         Water invites an abundance of metaphors and imagery: flowing water, stagnant water, contaminated water, underwater, above water, source of life, calm water, stormy water. A substance unto itself, water is in everything and is increasingly reflected in language, representation, and the act of mediation.

Itai Raveh, Nahal Kidron, 2021

This issue is another chapter in the multidisciplinary, multifaceted research project that has been taking place at the Center for Digital Arts for over a year. In continuing the research groups, the “Water Affairs” exhibition and the Atlas of Mediterranean Liquidity, this issue also offers a broad range of contexts in which water manifests as a site and a memory, as law and as a national project, as a source of conflict and as an opening to new opportunities.

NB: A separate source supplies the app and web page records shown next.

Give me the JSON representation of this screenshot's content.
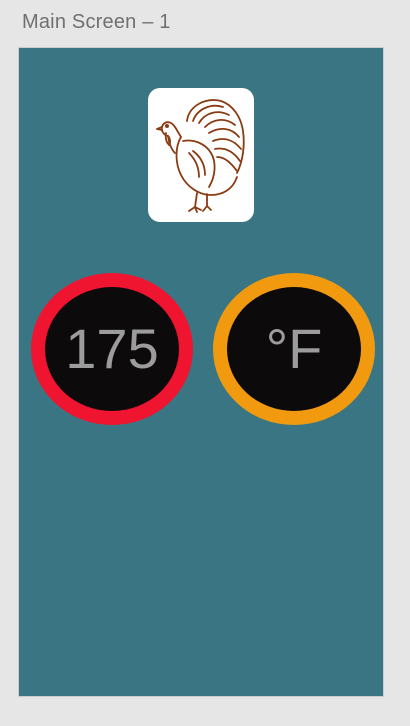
{
  "artboard": {
    "label": "Main Screen – 1",
    "background": "#3a7583"
  },
  "logo": {
    "icon": "turkey-icon"
  },
  "temperature_dial": {
    "value": "175",
    "ring_color": "#ef1530"
  },
  "unit_dial": {
    "value": "°F",
    "ring_color": "#f29a0f"
  }
}
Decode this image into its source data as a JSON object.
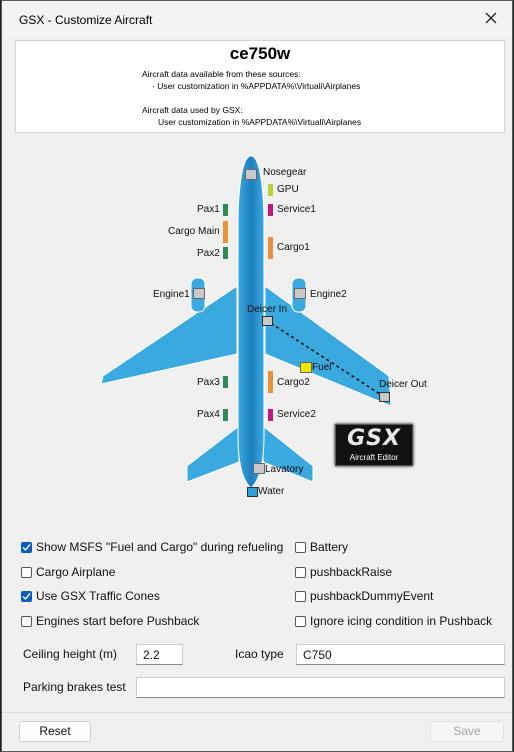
{
  "window": {
    "title": "GSX - Customize Aircraft"
  },
  "info": {
    "aircraft": "ce750w",
    "sources_header": "Aircraft data available from these sources:",
    "sources_item": "· User customization in %APPDATA%\\Virtuali\\Airplanes",
    "used_header": "Aircraft data used by GSX:",
    "used_item": "User customization in %APPDATA%\\Virtuali\\Airplanes"
  },
  "diagram": {
    "labels": {
      "nosegear": "Nosegear",
      "gpu": "GPU",
      "service1": "Service1",
      "pax1": "Pax1",
      "cargo_main": "Cargo Main",
      "cargo1": "Cargo1",
      "pax2": "Pax2",
      "engine1": "Engine1",
      "engine2": "Engine2",
      "deicer_in": "Deicer In",
      "fuel": "Fuel",
      "deicer_out": "Deicer Out",
      "pax3": "Pax3",
      "cargo2": "Cargo2",
      "pax4": "Pax4",
      "service2": "Service2",
      "lavatory": "Lavatory",
      "water": "Water"
    },
    "logo": {
      "big": "GSX",
      "small": "Aircraft Editor"
    },
    "colors": {
      "body": "#2f9fda",
      "body_dark": "#1f7fc0",
      "pax": "#2e8b57",
      "cargo": "#e8923a",
      "service": "#c2187a",
      "gpu": "#b5d334",
      "fuel": "#f2e600",
      "marker": "#c8c8c8"
    }
  },
  "options": {
    "show_msfs_fuel_cargo": {
      "label": "Show MSFS \"Fuel and Cargo\" during refueling",
      "checked": true
    },
    "battery": {
      "label": "Battery",
      "checked": false
    },
    "cargo_airplane": {
      "label": "Cargo Airplane",
      "checked": false
    },
    "pushback_raise": {
      "label": "pushbackRaise",
      "checked": false
    },
    "use_traffic_cones": {
      "label": "Use GSX Traffic Cones",
      "checked": true
    },
    "pushback_dummy_event": {
      "label": "pushbackDummyEvent",
      "checked": false
    },
    "engines_start_before_pushback": {
      "label": "Engines start before Pushback",
      "checked": false
    },
    "ignore_icing": {
      "label": "Ignore icing condition in Pushback",
      "checked": false
    }
  },
  "fields": {
    "ceiling_height_label": "Ceiling height (m)",
    "ceiling_height_value": "2.2",
    "icao_type_label": "Icao type",
    "icao_type_value": "C750",
    "parking_brakes_label": "Parking brakes test",
    "parking_brakes_value": ""
  },
  "buttons": {
    "reset": "Reset",
    "save": "Save"
  }
}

Man’s powerful desire to control water — liquid that exists in constant motion, is expressed in the drawing of borders, digging ditches, enacting laws and building dams — all in a desperate attempt to discipline what cannot be disciplined. The small water lexicon created for this issue moves between the past and the future, from existing conflicts to suggestions of a different perspective on planning, management and coexistence with water.

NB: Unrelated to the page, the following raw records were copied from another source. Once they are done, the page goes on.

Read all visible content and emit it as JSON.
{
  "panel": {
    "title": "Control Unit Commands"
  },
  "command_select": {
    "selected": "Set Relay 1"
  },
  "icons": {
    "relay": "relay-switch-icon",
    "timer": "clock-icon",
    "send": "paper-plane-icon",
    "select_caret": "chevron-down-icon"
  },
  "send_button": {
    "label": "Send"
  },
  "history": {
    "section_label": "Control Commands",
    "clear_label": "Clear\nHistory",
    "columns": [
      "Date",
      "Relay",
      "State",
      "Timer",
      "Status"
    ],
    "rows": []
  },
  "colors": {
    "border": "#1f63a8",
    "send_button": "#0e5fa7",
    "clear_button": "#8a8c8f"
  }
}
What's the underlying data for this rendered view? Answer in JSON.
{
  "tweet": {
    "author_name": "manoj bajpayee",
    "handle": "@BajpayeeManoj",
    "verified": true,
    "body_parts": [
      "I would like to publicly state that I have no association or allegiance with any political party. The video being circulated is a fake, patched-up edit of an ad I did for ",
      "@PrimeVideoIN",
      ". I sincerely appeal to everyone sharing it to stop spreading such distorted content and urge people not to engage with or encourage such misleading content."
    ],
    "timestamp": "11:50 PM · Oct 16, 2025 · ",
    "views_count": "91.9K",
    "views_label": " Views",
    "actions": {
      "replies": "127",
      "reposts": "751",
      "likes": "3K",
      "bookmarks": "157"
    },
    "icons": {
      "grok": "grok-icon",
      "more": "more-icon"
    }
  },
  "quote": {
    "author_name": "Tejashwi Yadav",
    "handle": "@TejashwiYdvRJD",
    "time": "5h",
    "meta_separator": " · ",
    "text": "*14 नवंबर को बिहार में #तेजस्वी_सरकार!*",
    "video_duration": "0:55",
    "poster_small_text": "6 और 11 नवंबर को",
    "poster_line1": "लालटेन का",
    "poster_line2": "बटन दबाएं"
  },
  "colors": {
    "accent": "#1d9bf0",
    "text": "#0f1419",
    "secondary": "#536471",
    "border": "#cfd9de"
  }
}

Itamar Mann deals with the maritime law from its beginnings, the rationale that brought about its formulation, the ideologies behind it and the pirates — “the enemies of humanity” — who knew how to exploit it for their benefit. Ram Aviram presents the very current dispute over control over the water of the Nile water and the escalating conflict between Egypt and Ethiopia around the Great Renaissance Dam. The amused poem shows the properties of transboundary water, the power relations between man and man and the speed with which wars over water eventually turn into blood. In Ella Litwitz’s visual essay, a non-existent material of great economic value sharpens the question of how sovereignty can be imposed on a material that is constantly in motion, never stopping, never returning to the same place twice. While in Assaf Selzer’s essay on the Zionist water project, the ethos of desolation and local water politics is told through a variety of stamps that have come out of over the years and reveal the State of Israel’s Gordian, maybe even neurotic knot with regard to water. The attempt to control water has led, over the course of many decades, to the perception of planning that has shaped urban spaces all over the country and even led to attempts at policing and regulating all of its rivers. But with the intensification of extreme climatic phenomena, with floods on the one hand and projected dehydration on the other, the understanding that something needs to change fundamentally has become widespread. Jenia Gutman suggests that this change must be based on empathy. Empathy in the sense of man toward nature, between man and nature, and in human life alongside nature. Empathy as an ethical perspective on planning could change the track on which we are headed toward climate disaster and an existence that is respectful of both the river and of the humans who live near it. And in the oscillation between past and future, between experience and memory, this lexicon comes to its end with a journey back in time to the quintessential Israeli experience from the last millennium — the waterpark. Ruth Oppenheim raises a host of sensory memories: the feeling of feet scorched from running on the sweltering hot tiles on the way to another round on the waterslide, the smell of French fries and forbidden hot dogs coming from the kiosk situated in the center of the park, the familiar friction of the body with the slide and the feeling of water when the body is ejected into the pool at the bottom. The wet, noisy and happy childhood memories mark another, extremely strange moment in our history of this place and its relationship with water.